The new standards will double the amount of fresh fruits and vegetables offered to students each week. The standards will also substantially increase offerings of whole grain-rich foods, limit total calories and portion sizes based on the ages of children being served, increase the focus on reducing saturated fats, trans fats and sodium, and offer only fat-free or low-fat milk varieties to accompany lunch.
“Improving the quality of the school meals is a critical step in building a healthy future for our kids,” Agriculture Secretary Tom Vilsack said during a press conference announcing the changes. “When it comes to our children, we must do everything possible to provide them the nutrition they need to be healthy, active and ready to face the future — today we take an important step towards that goal.”
The changes will be phased in over a three-year period, beginning with the 2012-2013 school year.
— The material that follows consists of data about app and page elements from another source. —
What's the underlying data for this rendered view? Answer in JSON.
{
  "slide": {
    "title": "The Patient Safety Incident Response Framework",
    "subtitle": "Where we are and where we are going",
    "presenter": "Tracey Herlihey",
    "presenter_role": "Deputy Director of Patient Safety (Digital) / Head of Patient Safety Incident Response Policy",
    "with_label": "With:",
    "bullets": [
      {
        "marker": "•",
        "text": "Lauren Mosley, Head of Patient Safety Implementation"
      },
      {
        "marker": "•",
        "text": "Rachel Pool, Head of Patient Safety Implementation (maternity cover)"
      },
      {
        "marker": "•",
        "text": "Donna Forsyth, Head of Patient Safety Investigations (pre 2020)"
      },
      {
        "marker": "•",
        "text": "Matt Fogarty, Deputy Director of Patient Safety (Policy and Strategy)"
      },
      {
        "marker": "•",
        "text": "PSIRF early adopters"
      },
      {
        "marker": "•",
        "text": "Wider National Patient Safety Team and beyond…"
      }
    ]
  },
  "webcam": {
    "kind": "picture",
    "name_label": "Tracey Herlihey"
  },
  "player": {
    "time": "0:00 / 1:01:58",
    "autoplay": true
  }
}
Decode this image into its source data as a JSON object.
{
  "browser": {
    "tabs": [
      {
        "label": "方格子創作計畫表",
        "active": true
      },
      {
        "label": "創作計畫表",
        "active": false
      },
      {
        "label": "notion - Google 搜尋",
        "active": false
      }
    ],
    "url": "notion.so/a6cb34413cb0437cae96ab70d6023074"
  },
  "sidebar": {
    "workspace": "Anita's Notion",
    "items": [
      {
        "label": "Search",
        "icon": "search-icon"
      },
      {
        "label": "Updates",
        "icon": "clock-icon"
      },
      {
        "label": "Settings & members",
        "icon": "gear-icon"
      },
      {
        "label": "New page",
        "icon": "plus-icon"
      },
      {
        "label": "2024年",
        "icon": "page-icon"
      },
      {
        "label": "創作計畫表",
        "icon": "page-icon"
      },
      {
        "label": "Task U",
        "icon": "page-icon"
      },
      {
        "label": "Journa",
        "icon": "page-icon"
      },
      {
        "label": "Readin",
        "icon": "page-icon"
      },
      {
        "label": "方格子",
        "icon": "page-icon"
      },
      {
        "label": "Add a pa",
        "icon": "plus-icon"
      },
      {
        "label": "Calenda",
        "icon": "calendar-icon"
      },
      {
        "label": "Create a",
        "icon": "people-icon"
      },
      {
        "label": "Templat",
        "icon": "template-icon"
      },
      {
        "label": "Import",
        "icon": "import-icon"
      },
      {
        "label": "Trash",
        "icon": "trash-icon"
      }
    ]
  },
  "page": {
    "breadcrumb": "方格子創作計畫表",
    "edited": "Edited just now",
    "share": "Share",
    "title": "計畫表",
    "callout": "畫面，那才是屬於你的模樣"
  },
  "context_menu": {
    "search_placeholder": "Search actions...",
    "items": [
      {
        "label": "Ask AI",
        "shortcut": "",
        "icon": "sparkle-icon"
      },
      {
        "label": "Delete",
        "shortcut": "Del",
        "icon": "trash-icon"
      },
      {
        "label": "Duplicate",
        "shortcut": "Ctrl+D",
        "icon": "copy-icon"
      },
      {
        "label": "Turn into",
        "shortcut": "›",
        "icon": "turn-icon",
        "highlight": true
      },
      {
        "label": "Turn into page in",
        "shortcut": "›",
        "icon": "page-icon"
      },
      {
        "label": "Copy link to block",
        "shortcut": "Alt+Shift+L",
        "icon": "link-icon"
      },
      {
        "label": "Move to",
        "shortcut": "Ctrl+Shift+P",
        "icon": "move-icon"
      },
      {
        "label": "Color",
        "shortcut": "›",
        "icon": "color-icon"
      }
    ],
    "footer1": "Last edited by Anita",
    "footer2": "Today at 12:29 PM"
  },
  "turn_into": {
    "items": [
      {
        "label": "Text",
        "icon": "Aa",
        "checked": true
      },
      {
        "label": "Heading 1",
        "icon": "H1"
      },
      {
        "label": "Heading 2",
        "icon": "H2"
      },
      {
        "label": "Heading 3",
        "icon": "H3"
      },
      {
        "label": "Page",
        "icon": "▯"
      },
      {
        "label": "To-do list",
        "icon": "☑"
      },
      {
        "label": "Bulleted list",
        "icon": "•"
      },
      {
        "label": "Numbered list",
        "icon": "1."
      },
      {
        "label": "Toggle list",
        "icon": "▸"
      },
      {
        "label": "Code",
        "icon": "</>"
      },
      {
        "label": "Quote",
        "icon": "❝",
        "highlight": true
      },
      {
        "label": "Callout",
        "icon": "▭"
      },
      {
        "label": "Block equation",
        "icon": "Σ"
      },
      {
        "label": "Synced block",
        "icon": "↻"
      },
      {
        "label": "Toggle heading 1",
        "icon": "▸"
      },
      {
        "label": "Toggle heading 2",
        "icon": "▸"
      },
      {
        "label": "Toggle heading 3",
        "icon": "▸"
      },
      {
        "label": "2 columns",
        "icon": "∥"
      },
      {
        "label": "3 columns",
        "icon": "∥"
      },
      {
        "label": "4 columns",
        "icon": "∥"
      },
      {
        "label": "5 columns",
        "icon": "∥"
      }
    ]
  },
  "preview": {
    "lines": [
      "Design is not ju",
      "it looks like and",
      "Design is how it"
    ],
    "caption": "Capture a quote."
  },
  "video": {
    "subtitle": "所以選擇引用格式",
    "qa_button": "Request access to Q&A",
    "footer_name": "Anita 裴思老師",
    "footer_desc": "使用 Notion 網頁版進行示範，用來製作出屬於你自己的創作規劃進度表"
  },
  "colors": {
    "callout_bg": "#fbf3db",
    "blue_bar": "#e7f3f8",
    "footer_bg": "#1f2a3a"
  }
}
Most schools will focus on changes to their lunch programs during the first year, and implement changes to their breakfast programs during the following two years.
Nutrition and produce industry groups, such as the Produce for Better Health Foundation, Hockessin, Del., voiced immediate support for the changes.
“PBH is extremely pleased with the new U.S. Department of Agriculture guidelines aimed at helping schools to provide the healthiest and most nutritious lunches possible,” Elizabeth Pivonka, president and chief executive officer of PBH, said in a release. “The new guidelines are a perfect complement and support mechanism to the recommendation to make half the plate fruits and vegetables, whether fresh, frozen, canned, dried or 100% fruit or vegetable juice.”